### Material for this task

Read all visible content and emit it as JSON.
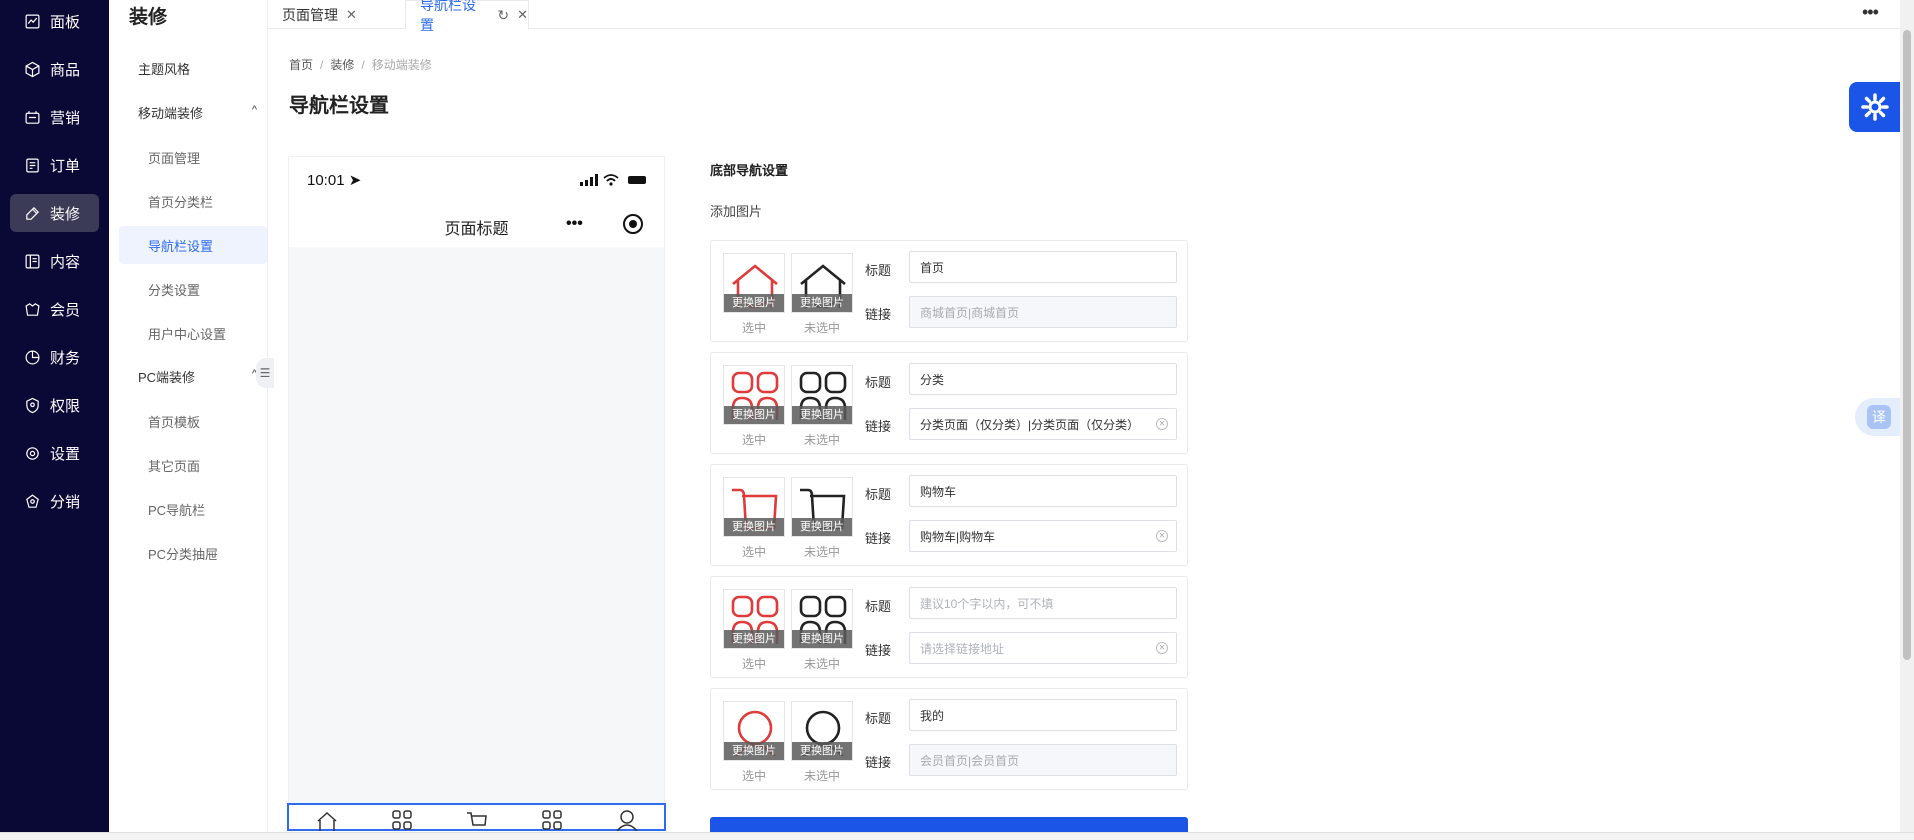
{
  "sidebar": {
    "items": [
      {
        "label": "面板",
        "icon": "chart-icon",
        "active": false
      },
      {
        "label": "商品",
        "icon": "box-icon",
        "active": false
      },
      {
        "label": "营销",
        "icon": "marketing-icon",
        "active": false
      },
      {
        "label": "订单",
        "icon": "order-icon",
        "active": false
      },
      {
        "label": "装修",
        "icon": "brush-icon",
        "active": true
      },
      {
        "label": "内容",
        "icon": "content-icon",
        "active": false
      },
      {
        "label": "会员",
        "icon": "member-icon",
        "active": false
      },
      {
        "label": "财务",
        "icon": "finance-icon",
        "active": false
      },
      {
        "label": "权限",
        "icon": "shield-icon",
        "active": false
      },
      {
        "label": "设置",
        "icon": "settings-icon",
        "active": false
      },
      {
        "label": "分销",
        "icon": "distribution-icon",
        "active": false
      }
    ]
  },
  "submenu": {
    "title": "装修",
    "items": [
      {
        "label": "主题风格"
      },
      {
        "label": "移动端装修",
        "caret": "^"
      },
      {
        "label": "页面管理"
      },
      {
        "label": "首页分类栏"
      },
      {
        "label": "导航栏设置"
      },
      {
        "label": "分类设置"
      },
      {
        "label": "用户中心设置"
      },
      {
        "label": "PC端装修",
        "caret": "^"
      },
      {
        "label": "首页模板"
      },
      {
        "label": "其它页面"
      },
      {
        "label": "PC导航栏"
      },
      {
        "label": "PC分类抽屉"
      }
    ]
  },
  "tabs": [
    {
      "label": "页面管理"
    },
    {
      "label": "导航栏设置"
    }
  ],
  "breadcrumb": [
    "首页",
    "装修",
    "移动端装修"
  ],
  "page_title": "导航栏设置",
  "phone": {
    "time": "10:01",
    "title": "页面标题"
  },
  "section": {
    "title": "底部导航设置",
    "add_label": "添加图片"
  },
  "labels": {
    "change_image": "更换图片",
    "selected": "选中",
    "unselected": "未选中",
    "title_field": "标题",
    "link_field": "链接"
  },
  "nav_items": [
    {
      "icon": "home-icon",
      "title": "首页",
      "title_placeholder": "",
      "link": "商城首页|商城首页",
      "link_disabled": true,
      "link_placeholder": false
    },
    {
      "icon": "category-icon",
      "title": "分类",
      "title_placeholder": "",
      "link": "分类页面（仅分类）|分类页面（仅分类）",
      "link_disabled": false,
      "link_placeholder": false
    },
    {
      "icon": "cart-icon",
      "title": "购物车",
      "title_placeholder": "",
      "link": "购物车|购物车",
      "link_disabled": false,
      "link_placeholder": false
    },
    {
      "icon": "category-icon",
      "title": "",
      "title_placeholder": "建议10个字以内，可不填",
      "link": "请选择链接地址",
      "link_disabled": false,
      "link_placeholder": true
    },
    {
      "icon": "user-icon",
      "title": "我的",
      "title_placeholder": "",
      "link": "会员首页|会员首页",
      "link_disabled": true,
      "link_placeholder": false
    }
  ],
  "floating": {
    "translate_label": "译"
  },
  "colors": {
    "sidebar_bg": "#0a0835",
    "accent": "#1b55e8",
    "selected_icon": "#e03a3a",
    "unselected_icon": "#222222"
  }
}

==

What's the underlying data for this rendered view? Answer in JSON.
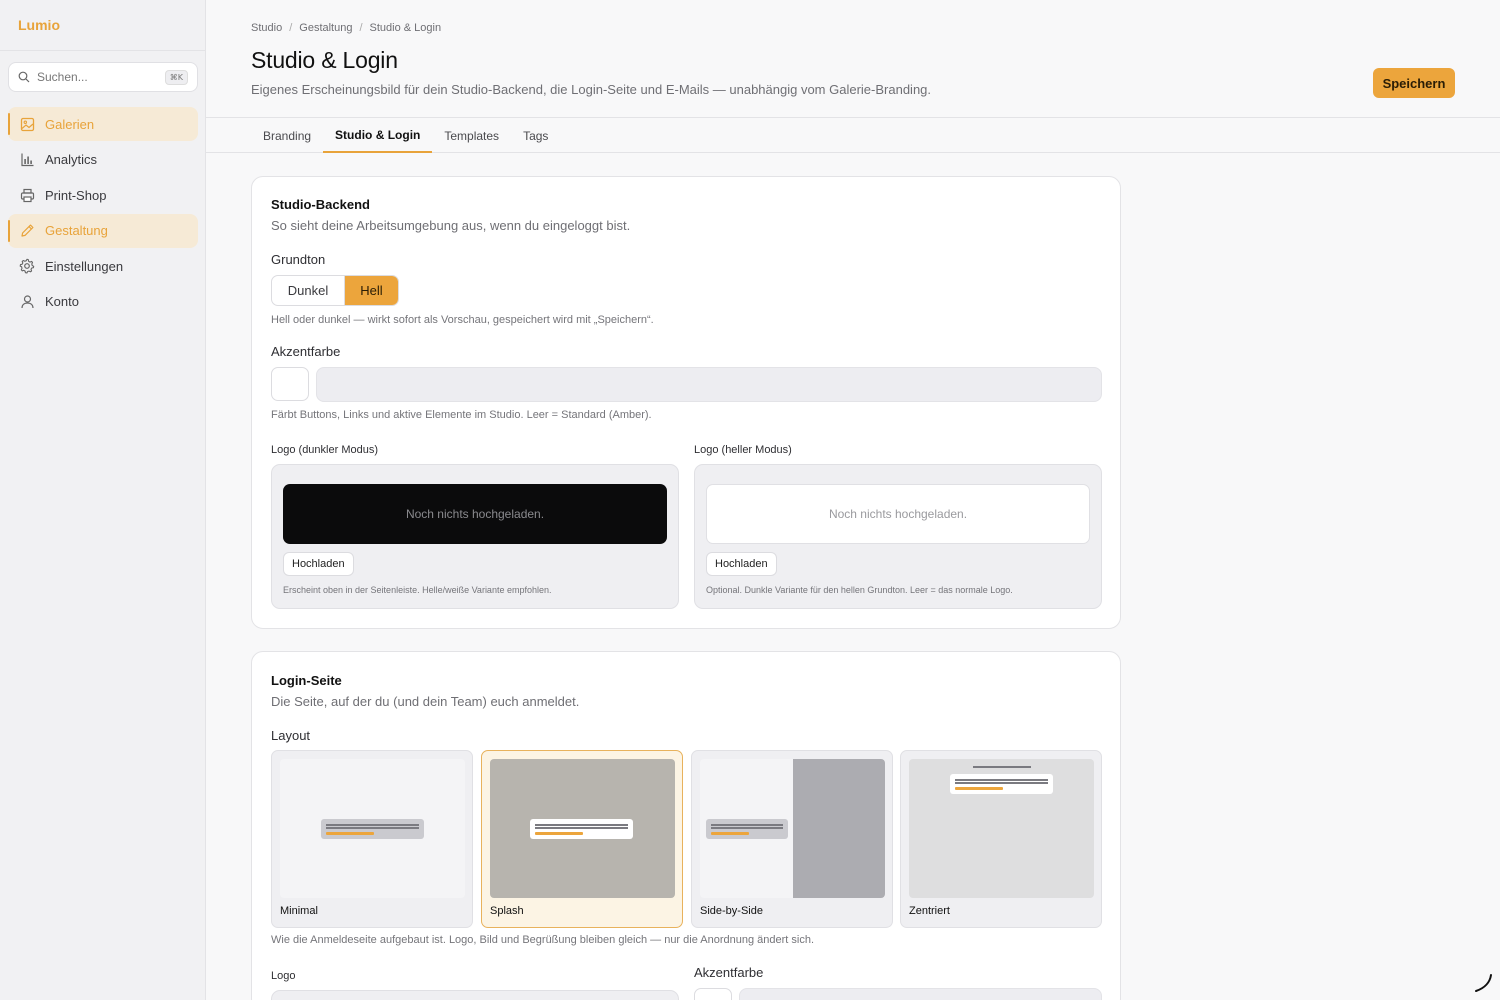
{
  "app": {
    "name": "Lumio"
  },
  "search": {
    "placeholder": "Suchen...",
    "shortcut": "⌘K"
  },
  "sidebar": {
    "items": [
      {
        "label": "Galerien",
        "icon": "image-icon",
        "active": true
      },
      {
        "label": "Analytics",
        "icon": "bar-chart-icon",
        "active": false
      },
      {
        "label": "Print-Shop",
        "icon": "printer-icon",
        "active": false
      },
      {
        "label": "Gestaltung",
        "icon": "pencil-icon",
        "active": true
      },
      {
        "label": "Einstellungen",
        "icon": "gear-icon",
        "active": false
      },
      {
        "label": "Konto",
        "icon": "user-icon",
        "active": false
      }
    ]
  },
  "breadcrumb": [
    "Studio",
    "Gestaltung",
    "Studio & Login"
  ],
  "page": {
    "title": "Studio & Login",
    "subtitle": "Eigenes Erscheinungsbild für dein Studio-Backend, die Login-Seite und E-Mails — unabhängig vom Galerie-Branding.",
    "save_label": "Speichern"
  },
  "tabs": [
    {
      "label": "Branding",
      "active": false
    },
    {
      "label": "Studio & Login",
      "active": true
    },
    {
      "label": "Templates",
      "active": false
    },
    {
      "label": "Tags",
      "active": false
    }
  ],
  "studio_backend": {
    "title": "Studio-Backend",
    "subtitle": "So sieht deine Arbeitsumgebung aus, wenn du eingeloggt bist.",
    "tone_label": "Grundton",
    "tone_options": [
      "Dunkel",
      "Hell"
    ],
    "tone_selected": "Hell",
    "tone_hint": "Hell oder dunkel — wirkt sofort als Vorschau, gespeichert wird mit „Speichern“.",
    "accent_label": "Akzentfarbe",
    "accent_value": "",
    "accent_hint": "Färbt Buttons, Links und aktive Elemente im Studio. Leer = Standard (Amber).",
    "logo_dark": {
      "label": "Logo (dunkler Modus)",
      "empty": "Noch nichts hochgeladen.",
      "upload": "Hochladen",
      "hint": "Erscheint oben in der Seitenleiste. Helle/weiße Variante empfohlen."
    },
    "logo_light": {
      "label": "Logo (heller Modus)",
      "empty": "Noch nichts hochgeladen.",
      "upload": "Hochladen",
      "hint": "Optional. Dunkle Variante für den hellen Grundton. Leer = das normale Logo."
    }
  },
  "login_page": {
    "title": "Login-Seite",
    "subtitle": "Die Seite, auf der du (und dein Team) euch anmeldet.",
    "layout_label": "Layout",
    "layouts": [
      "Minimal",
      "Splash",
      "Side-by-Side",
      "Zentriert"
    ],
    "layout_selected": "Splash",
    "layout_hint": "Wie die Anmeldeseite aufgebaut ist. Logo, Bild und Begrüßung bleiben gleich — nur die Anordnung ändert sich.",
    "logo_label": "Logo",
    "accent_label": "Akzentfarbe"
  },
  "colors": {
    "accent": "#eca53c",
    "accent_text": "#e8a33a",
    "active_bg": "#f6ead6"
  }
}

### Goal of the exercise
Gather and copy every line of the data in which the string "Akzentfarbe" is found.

### Answer to this task
    "accent_label": "Akzentfarbe",
    "accent_label": "Akzentfarbe"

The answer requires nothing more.